──────── Records

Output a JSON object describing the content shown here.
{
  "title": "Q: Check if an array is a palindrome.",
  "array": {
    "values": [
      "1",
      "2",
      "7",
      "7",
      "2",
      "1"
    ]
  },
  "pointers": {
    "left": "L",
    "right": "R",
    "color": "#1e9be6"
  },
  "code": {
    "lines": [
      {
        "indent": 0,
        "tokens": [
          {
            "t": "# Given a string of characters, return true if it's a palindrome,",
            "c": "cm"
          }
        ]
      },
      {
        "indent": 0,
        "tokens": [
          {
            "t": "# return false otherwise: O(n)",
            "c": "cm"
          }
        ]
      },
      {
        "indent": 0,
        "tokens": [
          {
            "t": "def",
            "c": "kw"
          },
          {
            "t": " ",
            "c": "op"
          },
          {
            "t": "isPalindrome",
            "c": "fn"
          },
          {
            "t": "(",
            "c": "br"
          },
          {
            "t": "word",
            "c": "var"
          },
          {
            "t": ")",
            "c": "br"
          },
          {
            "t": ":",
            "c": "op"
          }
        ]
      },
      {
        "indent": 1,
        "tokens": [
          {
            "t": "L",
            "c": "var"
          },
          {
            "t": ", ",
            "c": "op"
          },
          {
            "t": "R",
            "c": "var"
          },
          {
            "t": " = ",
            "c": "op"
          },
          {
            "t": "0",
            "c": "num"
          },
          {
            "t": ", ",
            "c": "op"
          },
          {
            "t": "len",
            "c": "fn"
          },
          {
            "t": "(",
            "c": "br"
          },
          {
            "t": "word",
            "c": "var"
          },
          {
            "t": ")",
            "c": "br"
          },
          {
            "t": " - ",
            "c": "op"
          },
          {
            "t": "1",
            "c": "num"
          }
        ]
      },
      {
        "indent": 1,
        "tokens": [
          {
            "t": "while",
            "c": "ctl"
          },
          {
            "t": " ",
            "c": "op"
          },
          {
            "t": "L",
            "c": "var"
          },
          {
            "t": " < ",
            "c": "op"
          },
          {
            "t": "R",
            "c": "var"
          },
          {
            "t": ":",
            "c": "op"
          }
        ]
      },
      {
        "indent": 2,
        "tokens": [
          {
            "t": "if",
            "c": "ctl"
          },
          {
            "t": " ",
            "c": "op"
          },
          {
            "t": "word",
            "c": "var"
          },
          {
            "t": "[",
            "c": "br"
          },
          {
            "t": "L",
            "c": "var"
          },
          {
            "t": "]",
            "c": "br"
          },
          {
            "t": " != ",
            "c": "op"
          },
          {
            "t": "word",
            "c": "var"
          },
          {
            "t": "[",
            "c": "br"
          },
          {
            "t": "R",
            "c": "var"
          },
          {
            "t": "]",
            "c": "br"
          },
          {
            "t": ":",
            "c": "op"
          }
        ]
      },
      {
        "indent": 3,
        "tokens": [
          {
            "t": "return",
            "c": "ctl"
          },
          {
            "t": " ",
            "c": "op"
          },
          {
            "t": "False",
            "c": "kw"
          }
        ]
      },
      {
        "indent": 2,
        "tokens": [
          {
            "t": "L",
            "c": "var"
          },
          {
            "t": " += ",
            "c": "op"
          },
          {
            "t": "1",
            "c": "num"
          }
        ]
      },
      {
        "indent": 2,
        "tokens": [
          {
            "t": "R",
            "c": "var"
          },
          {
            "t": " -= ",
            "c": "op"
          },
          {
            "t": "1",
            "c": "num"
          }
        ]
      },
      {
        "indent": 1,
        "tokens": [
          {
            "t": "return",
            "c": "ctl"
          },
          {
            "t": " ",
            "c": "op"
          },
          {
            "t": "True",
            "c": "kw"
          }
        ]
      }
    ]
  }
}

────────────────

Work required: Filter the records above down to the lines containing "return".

Result for this task:
            "t": "# Given a string of characters, return true if it's a palindrome,",
            "t": "# return false otherwise: O(n)",
            "t": "return",
            "t": "return",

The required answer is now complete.